- Problem
Work out how many lines of the listing below hold the word "command", and give that number only.
________
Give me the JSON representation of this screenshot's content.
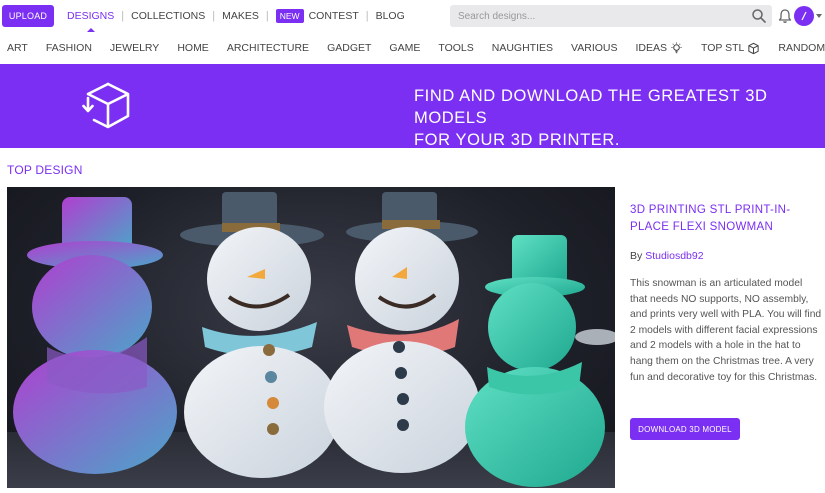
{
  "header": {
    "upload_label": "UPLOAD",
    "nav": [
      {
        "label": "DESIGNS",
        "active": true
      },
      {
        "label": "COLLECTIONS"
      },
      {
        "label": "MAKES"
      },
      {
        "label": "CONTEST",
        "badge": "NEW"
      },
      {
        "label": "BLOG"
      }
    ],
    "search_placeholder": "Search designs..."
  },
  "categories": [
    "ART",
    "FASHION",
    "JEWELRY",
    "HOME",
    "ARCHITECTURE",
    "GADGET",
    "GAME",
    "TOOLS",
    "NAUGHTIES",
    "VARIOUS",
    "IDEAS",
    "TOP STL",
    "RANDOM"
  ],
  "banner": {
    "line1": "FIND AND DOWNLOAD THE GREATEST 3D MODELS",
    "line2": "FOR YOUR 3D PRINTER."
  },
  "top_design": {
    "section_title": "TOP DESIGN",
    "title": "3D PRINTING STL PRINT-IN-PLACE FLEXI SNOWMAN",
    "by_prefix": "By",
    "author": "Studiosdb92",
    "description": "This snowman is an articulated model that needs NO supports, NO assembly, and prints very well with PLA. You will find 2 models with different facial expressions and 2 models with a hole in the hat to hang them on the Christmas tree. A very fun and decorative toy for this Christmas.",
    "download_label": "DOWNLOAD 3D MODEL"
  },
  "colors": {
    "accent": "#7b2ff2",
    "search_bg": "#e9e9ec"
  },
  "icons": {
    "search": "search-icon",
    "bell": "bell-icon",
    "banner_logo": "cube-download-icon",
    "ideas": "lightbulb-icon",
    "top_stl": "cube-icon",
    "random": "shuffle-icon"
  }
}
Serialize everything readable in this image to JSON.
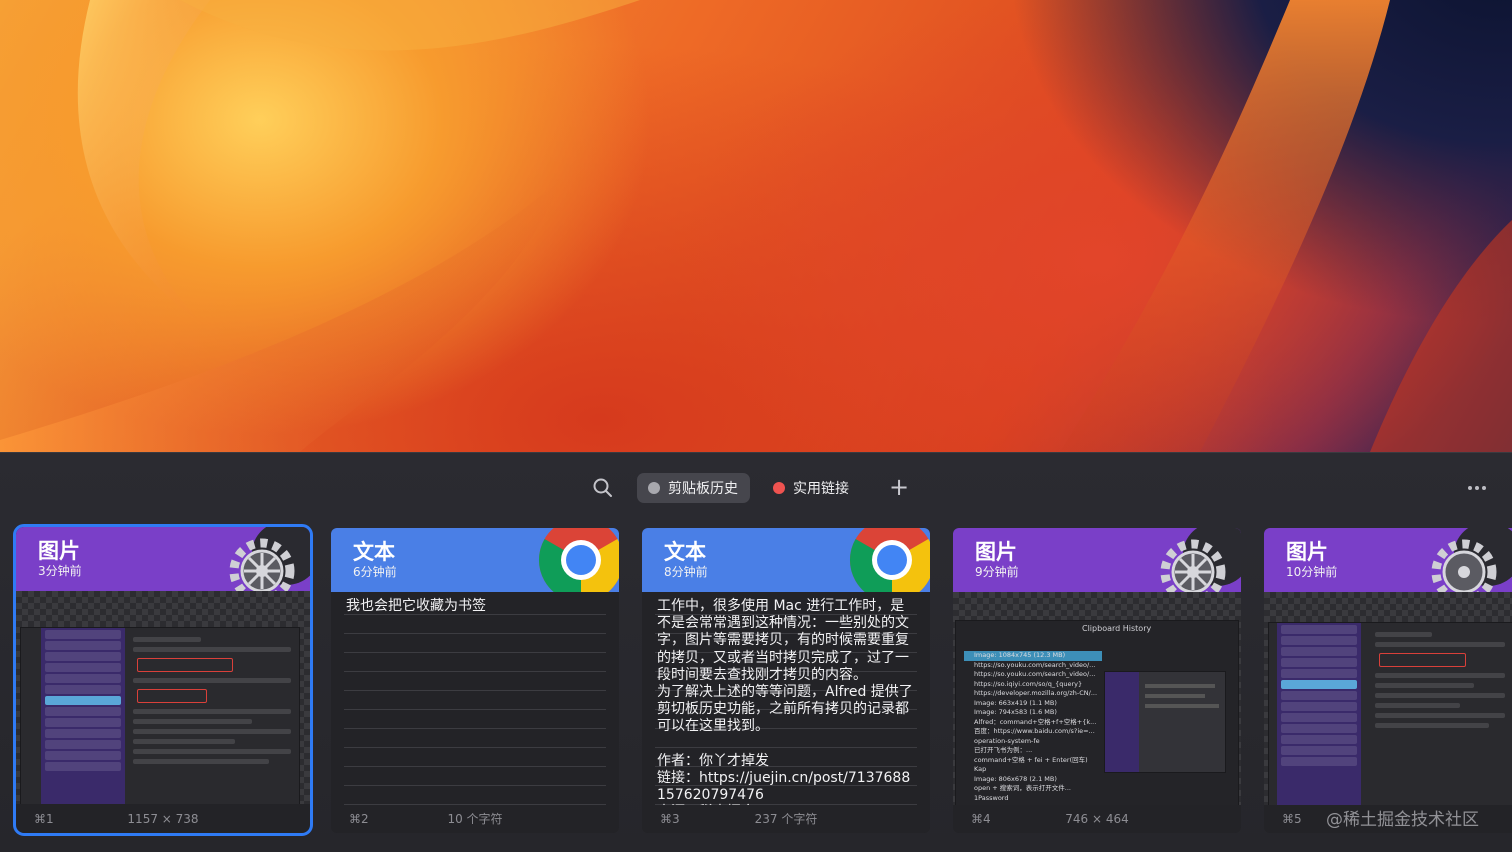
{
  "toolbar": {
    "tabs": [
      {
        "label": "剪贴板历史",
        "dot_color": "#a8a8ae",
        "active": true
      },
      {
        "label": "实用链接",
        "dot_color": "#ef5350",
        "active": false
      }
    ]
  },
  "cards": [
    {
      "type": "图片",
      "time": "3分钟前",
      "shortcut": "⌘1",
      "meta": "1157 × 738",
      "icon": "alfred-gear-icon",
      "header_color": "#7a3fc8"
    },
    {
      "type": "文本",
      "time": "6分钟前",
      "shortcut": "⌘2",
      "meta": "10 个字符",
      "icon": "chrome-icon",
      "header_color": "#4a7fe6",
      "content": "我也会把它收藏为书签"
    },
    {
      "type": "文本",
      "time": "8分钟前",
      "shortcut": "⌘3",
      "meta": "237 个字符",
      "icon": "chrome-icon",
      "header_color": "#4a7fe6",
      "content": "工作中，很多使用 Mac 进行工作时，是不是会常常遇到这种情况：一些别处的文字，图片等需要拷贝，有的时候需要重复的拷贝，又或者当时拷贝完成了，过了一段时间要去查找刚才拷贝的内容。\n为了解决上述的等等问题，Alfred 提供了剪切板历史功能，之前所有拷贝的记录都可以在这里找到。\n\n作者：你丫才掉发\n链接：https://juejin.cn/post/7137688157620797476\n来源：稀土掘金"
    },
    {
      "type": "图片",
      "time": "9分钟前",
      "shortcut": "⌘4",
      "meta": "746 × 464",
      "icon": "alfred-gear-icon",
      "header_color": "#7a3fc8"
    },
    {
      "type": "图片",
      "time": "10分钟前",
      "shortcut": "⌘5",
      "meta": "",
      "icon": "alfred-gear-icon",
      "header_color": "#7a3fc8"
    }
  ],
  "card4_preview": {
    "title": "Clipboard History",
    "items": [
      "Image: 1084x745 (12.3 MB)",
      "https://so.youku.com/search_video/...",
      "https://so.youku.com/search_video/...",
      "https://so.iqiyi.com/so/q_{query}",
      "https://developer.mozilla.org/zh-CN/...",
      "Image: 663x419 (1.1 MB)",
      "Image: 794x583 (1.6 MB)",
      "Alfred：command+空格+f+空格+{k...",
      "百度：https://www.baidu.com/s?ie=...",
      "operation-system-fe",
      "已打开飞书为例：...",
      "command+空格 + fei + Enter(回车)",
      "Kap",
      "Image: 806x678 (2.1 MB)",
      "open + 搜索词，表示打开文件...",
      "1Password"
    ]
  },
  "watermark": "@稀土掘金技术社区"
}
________
- Response
2